And so Fred said, “Well, what’s going to happen then?”
” Well, I think we’re in very bad shape.”
“What’s going to happen? We should probably have to get out.”
“What’s going to happen if we get out? Hundreds of thousands of Iraqis could get killed. Are you willing to say that there’s so little chance that we can still prevail in Iraq that we’re just going to wash our hands of the ethnic cleansing and the genocide that could well happen in Iraq? Let’s even leave aside our broader strategic interest in the Middle East? Or what will happen elsewhere in the world?”
And Fred said the Senator was a little bit taken aback by this, but the “taken abackness” probably didn’t last more than ten or fifteen minutes.
Robert Kaplan, who has spent considerable time in Iraq and the region as well as with the U.S. military the world over, wrote in October of last year of the danger of genocide in the wake of a sudden withdrawal from Iraq, and for those uninterested in the humanitarian mission in Iraq, there is the obvious peril posed by either or both a radical Sunni or a radical Shia state, either of which would be a base for assaults on the countries in the region and of course the U.S. Having removed one threat to America in toppling Saddam’s regime, we cannot simply declare indifference to its successor regime, especially when as Michael Yon points out, the progress of the Iraq Army is real and sustained.
Expect the appeasement media to spend the weekend rounding up the usual suspects to denounce the idea of victory and to peddle the view that there is nothing to be done.

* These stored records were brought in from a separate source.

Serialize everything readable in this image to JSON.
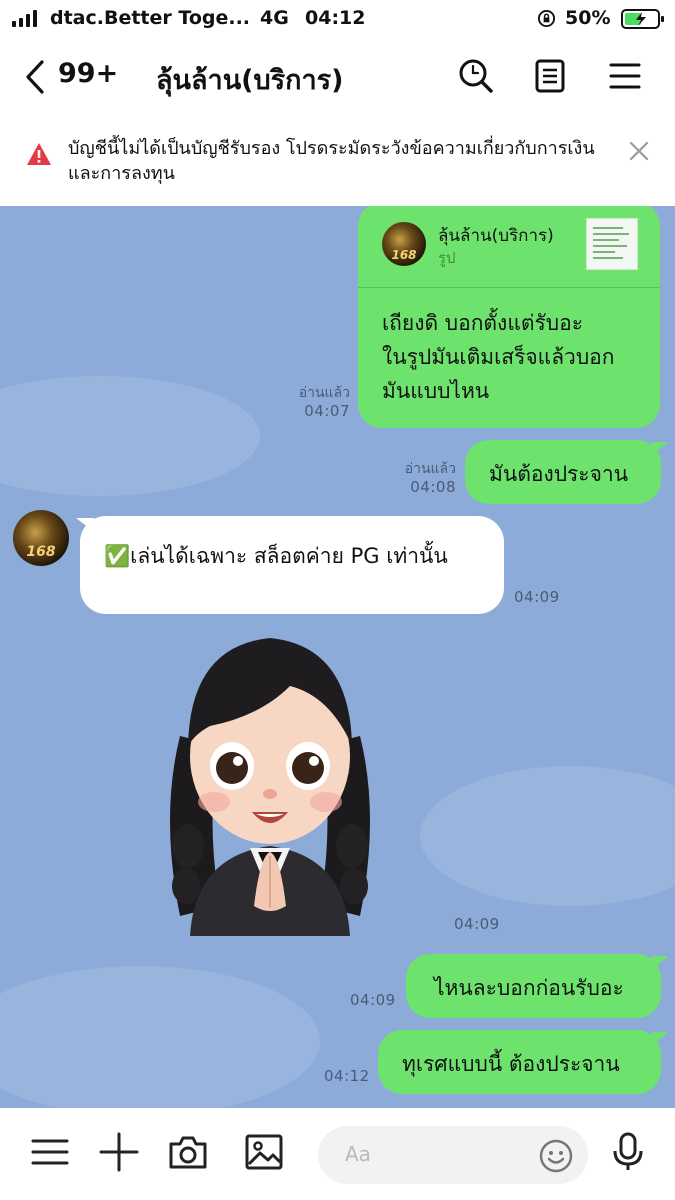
{
  "status_bar": {
    "carrier": "dtac.Better Toge...",
    "network": "4G",
    "time": "04:12",
    "battery": "50%"
  },
  "header": {
    "unread_count": "99+",
    "chat_name": "ลุ้นล้าน(บริการ)"
  },
  "warning": {
    "text": "บัญชีนี้ไม่ได้เป็นบัญชีรับรอง โปรดระมัดระวังข้อความเกี่ยวกับการเงินและการลงทุน"
  },
  "messages": [
    {
      "reply_to": {
        "sender": "ลุ้นล้าน(บริการ)",
        "type": "รูป"
      },
      "lines": [
        "เถียงดิ บอกตั้งแต่รับอะ",
        "ในรูปมันเติมเสร็จแล้วบอก",
        "มันแบบไหน"
      ],
      "read": "อ่านแล้ว",
      "time": "04:07"
    },
    {
      "text": "มันต้องประจาน",
      "read": "อ่านแล้ว",
      "time": "04:08"
    },
    {
      "text": "✅เล่นได้เฉพาะ สล็อตค่าย PG  เท่านั้น",
      "time": "04:09",
      "avatar_text": "168"
    },
    {
      "sticker": "girl-wai-sticker",
      "time": "04:09"
    },
    {
      "text": "ไหนละบอกก่อนรับอะ",
      "time": "04:09"
    },
    {
      "text": "ทุเรศแบบนี้ ต้องประจาน",
      "time": "04:12"
    }
  ],
  "input": {
    "placeholder": "Aa"
  },
  "colors": {
    "chat_bg": "#8dabd9",
    "own_bubble": "#6de36d",
    "other_bubble": "#ffffff",
    "warning_icon": "#e53945"
  }
}
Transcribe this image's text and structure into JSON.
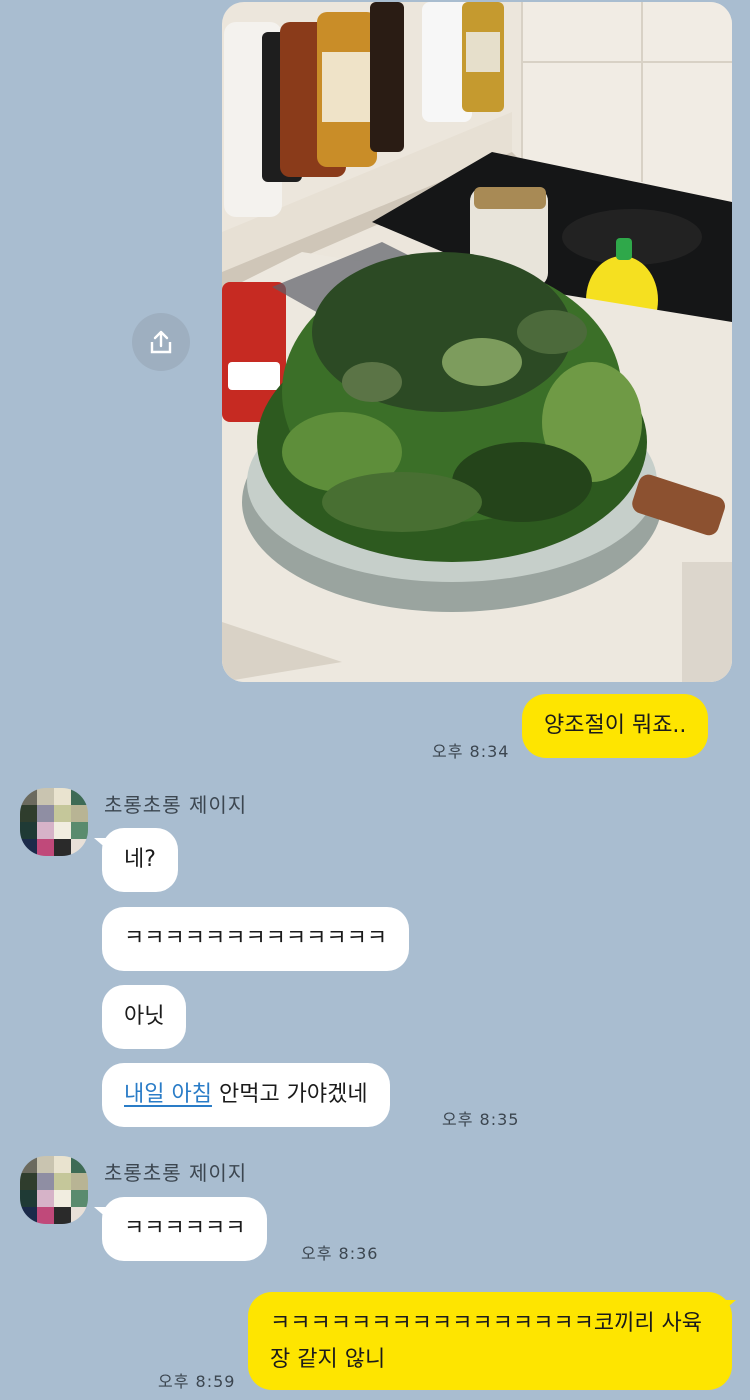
{
  "photo": {
    "alt": "bowl of chopped greens"
  },
  "icons": {
    "share": "share-icon"
  },
  "messages": {
    "m1": {
      "text": "양조절이 뭐죠..",
      "time": "오후 8:34"
    },
    "group1": {
      "sender": "초롱초롱 제이지",
      "b1": "네?",
      "b2": "ㅋㅋㅋㅋㅋㅋㅋㅋㅋㅋㅋㅋㅋ",
      "b3": "아닛",
      "b4_link": "내일 아침",
      "b4_rest": " 안먹고 가야겠네",
      "time": "오후 8:35"
    },
    "group2": {
      "sender": "초롱초롱 제이지",
      "b1": "ㅋㅋㅋㅋㅋㅋ",
      "time": "오후 8:36"
    },
    "m2": {
      "text": "ㅋㅋㅋㅋㅋㅋㅋㅋㅋㅋㅋㅋㅋㅋㅋㅋ코끼리 사육장 같지 않니",
      "time": "오후 8:59"
    }
  },
  "colors": {
    "background": "#a9bdd0",
    "my_bubble": "#fee500",
    "other_bubble": "#ffffff",
    "link": "#2a7cc7"
  }
}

There is much to be done, and not just in Iraq, but against those funneling arms and fighters into Iraq with the intention of killing Americans and Iraqis.